The Child and Family Service Act simply states that “no person having charge of a child less than 16 years of age shall leave the child without making provision for his or her supervision and care that is reasonable in the circumstances.”

In order to help guide parents on what constitutes “reasonable” provisions, North Eastern Ontario Family and Children’s Services (NEOFACS) provided a statement to TimminsToday that sets out some guidelines. The statement stresses, however, that “every child and situation is different, and should be assessed individually.”

  • Children nine years old and under “should not be left unsupervised at any time of the day or night.”
  • For children 10 to 12 years old, “short periods of indirect supervision of one to two hours may be acceptable…indirect supervision may be provided (for example) by a competent caregiver in the next house or apartment if the caregiver is aware of the parents’ absence, and agrees to look in on the child during specified periods of time.”
  • For 13- and 14-year-olds, “longer periods of indirect supervision (two to five hours) are acceptable,” but “a competent caregiver should be available by telephone to the children in case of an emergency, or if the child requires assistance.”
  • Children older than 14, NEOFACS says, are usually able to be left home alone for a whole day.
  • “Each situation is different and must be assessed individually to ensure the safety of your children,” says the statement.

Similarly, there’s no law stating when a child is allowed to babysit, but NEOFACS encourages parents to consider the age, behaviour and number of children to be babysat, and the age and maturity of the babysitter when making decisions about leaving their children in the care of another person.

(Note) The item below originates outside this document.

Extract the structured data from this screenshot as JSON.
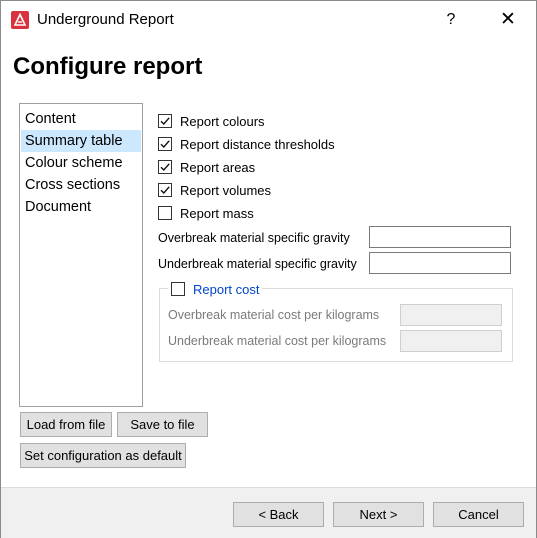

There are programs available within the community to help children learn skills that will aid them in babysitting or being home alone, such as the babysitters course. The Timmins Family YMCA typically offers this course throughout the year on PD days and other school breaks.

These courses teach practical skills such as diaper changing, babysitter kit building, and basic first aid, as well as soft skills like dealing with behavioural issues and interview skills for obtaining babysitting jobs.

Courtney Berlinghoff, Early Years coordinator at the Timmins Family YMCA, says the course also “helps with building confidence and maturity.”

“Even if the children do not go and babysit right away, they are prepared with a lot of knowledge and skills needed to even just stay home alone,” Berlinghoff says.

Brandon Bergeron took the babysitters course through the Red Cross in 2016.

“It was pretty fun,” says Bergeron. “It’s not just babysitting. You learn how to treat yourself better and take care yourself.”

Bergeron also believes it has helped him get babysitting jobs. “You can show proof that you’ve passed your test and you’re qualified. Its pretty important to parents that you know what you’re doing.”

Parents interested in signing up their kids for the Babysitting course are encouraged to contact the Timmins Family YMCA at 705-360-4381.